The government also delivered primary legislation in 2020 to increase State Pensions by 2.5 per cent, during a period in which earnings dropped and inflation increased by half a percent. If that action hadn’t been taken, State Pensions would have been frozen.
All other benefits will be increased in line with the CPI of 3.1 per cent. This includes working-age benefits, benefits to help with additional needs arising from disability, carers’ benefits, pensioner premiums in income-related benefits, Statutory Payments, and the Additional State Pension.
What about private pension pots?
Inflation can have a considerable impact on how long retirement savings will last.
Those with an annuity purchased at a fixed rate may see their income eroded every year, and will be most likely to bear the brunt of a sharp rise in inflation. This is because ‘level annuities’, as they are called, continue to pay the same rate, whilst the cost of living rises. Even though they often pay out more from the start, over time, as inflation rises, the amount does not grow.
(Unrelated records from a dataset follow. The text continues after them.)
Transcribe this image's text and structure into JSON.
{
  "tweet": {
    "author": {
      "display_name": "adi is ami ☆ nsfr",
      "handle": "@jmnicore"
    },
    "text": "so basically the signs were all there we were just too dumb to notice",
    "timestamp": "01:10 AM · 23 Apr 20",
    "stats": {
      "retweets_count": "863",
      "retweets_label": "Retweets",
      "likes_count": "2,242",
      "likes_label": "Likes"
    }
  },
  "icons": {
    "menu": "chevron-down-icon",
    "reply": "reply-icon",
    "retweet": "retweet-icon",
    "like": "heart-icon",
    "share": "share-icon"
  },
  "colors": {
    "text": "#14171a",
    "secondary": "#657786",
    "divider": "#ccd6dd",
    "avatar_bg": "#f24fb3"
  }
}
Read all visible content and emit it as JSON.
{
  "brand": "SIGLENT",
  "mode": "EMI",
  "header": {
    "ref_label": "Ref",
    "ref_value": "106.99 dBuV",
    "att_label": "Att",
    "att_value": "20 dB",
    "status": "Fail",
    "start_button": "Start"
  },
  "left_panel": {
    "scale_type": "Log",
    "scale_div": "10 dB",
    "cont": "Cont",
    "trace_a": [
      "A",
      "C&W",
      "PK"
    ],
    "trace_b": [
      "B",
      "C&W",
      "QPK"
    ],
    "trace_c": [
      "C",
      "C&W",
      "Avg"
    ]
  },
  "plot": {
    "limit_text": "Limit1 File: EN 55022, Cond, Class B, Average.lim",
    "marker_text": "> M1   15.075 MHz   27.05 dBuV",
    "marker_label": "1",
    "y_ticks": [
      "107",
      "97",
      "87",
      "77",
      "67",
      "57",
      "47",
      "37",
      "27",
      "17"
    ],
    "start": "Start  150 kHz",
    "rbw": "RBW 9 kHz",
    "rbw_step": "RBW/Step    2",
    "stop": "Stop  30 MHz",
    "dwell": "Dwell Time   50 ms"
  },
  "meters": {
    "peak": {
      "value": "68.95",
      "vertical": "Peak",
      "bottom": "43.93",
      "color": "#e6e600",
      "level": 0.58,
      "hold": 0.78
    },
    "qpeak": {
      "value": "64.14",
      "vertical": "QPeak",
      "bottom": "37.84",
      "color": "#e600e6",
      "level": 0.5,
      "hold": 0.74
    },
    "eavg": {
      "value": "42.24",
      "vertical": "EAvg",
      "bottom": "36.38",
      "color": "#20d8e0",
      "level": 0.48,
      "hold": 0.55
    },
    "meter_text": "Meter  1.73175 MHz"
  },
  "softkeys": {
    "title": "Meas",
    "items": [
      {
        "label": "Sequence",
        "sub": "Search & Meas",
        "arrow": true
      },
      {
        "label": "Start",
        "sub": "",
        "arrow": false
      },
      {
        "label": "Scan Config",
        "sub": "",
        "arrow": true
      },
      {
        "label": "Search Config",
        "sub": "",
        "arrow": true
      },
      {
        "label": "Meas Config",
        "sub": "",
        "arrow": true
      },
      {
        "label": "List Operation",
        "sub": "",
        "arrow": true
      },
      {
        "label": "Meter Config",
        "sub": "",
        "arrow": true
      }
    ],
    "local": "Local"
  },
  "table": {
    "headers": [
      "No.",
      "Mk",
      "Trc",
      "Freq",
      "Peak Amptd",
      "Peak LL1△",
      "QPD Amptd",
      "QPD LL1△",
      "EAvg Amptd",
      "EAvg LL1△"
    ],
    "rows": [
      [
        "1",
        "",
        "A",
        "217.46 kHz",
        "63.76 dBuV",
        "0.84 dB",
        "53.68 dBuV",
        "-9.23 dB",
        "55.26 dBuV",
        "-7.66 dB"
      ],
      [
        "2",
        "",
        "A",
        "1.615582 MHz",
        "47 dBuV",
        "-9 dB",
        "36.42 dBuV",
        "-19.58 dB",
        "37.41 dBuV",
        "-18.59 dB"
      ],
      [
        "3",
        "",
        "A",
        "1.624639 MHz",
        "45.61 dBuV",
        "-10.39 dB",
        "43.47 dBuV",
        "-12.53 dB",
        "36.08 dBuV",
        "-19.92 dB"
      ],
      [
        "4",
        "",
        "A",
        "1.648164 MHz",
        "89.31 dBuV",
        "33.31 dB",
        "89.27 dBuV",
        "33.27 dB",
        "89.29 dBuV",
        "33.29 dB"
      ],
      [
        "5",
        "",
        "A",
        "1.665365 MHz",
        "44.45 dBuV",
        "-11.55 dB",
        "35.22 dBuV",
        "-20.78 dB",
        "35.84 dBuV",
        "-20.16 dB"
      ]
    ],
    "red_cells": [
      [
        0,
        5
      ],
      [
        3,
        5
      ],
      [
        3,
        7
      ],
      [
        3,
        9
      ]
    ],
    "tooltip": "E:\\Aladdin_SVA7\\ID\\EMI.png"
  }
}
Anyone purchasing an annuity today should consider linking it to inflation to help balance the cost of living in retirement, although personalised retirement planning advice is of course vital when making such decisions.
Looking for pension planning advice?
Here at Partridge Muir & Warren, we have an in-house team of tax advisers, financial planners and legal specialists ready to provide you with the retirement planning advice you need to help you deal with the rising cost of living in retirement in the UK.
To discover how we can assist you, please get in touch.